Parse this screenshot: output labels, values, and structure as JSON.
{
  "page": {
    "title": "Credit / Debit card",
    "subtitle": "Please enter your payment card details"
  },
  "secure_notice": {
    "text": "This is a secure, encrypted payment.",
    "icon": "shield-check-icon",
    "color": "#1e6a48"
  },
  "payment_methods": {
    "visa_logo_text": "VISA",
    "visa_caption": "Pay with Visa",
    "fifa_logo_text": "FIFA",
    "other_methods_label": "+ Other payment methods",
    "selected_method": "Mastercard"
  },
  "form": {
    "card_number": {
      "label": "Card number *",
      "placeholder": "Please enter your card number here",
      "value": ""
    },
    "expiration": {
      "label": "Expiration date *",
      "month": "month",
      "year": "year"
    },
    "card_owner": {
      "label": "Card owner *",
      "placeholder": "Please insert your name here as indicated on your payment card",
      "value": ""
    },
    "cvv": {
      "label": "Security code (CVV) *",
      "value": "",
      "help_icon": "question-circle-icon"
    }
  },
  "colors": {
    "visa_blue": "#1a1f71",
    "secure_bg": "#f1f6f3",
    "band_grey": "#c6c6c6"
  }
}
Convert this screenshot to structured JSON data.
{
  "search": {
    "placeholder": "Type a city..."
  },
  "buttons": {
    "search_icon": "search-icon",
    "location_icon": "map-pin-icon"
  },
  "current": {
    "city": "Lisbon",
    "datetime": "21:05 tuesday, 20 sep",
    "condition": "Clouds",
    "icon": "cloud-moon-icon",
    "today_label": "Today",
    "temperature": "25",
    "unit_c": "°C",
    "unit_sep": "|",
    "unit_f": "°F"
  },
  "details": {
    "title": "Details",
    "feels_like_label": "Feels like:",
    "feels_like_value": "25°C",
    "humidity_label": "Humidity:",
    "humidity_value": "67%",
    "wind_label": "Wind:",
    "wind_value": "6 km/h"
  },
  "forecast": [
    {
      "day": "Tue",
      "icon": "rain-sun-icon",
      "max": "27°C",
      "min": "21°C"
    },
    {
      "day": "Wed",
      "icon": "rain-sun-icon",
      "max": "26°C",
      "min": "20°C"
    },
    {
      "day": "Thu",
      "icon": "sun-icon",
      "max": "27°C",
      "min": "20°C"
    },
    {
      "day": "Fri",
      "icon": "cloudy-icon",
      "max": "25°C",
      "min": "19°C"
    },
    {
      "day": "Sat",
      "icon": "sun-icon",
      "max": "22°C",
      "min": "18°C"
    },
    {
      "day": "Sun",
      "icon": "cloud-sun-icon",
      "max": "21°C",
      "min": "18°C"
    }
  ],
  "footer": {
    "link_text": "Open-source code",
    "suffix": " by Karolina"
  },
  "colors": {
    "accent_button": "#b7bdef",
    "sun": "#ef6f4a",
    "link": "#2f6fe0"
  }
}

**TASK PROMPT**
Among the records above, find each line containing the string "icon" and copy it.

**OUTPUT OF THE TASK**
    "icon": "shield-check-icon",
      "help_icon": "question-circle-icon"
    "search_icon": "search-icon",
    "location_icon": "map-pin-icon"
    "icon": "cloud-moon-icon",
      "icon": "rain-sun-icon",
      "icon": "rain-sun-icon",
      "icon": "sun-icon",
      "icon": "cloudy-icon",
      "icon": "sun-icon",
      "icon": "cloud-sun-icon",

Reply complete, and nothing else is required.